Digitization will lead to a much needed Crowdsourcing in this field. India’s erudite multitude is an immense asset in this respect. Given the large populace of technologically able potential contributors; Crowdsourcing might be a sure catalyst for a change. Investment in technical expertise might also enable agencies to function as independent entities. But the most important point to note is that the mindset of the fraternity needs to evolve. Time’s importance, thus, cannot be discounted. Perhaps these encouraging snippets can be chewed on while the market moans the ongoing all-encompassing crises.


Pubilished on October 27, 2008 http://www.livemint.com/2008/10/27132747/Local-advertising-a-latent-op.html

Social Media: A suitable supplement?

September 2003.Osaka, Japan.12 storeys above the ground, football is defying gravity. The highly creative campaign by Adidas was one of the first cases of viral recognition through the www. Social Media announced its presence as a new addition to the existing conventional field. India has recently warmed up to the brilliant possibilities of user generated content (UGC). Driven by enterprising efforts of insight-laden consumers, UGC showcases an emerging trend for the future. Social media encompasses several facets. From Social Networking sites to Wikis, Digging to Blogosphere, Marketing as we know is on the brink of undergoing a sea-change.

Let us look at what drives this exciting media. The single most differentiating factor is the neutrality of UGC. Unmindful of conventional media’s censorship UGC tells us what people really feel. Moreover as shown by media outfits recently, consumer participation thru blogging and SMS response can act as tools for opinion building. Take the Priyadarshini Mattoo or Jessica Lall case for example. The Singur controversy played in the public imagination thru ample media exposure as well as opinionated blogging. Social issues have received overwhelming response from the users and they have mostly yielded positive results. The neutrality factor is also very important from a marketing communication. Peer delivered content has immense ability to build opinion for branding solutions as well.

Surveys in Europe have shed light on growing distrust in advertisement. In contrast, people are much more willing to believe their friends. This phenomenon has been recognized and acknowledged by the giants of the industry. Chronic attention deficit has been attributed as the principle reason. Capturing a potential consumer has become increasingly difficult with the proliferation of media. UGC offers a solution. Blogging and relatively non-intrusive advertising on social networking websites is the future path to tread. On a flip side though, UGC can be deliberated through profit objectives by dummy bloggers. This is a fallout of the otherwise widely appreciated “no-control” policy.

But intelligent response and open debate also results in highly discerning consumer viewpoints to which the marketers should give credit. An unbiased understanding of the consumer is an essential feature, earlier not credibly captured. “CrowdSourcing” is fast emerging as a reliable metric. The Aegon-Religare KILB campaign featuring Irrfan Khan was according to Google one of the hottest debated topics at the time of launch.
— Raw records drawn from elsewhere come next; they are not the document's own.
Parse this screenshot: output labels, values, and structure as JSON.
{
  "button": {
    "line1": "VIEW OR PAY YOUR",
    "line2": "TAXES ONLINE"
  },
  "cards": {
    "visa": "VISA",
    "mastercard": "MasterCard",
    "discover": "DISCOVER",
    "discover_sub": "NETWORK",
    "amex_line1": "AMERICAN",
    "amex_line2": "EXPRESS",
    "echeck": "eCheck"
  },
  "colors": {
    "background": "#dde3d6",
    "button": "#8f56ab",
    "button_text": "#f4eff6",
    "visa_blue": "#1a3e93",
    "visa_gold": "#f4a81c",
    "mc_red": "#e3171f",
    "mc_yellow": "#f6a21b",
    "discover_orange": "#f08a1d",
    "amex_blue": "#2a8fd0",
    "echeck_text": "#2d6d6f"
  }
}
This PR angle is nascent and begs to be exploited. Awesome publicity can be achieved by the power of net conversation. Another recent example is the Idea Mumbai launch campaign.

Google Trends Chart showing the success of the Aegon-Religare KILB campaign
Google Trends Chart showing the success of the Aegon-Religare KILB campaign



The concept of mystery shrouded advertising is by no means an alien one. However what was lacking then was the consumer insight platform and hence suitable response from the Media. Lack of attention span meant attrition from memory. The emergence of Social Media and UGC in the spectrum, with its capacity for dialogue, is a potential alleviator. This vibrant, compelling and insightful platform is important for another reason. It targets consumers as individuals and not as demographic sectors.  In fact UGC or the loosely termed Social media is on its way to supplementing the myriad holes in the existing media fabric.

Published on October 2008 http://www.exchange4media.com/viewpoint/viewpoint.asp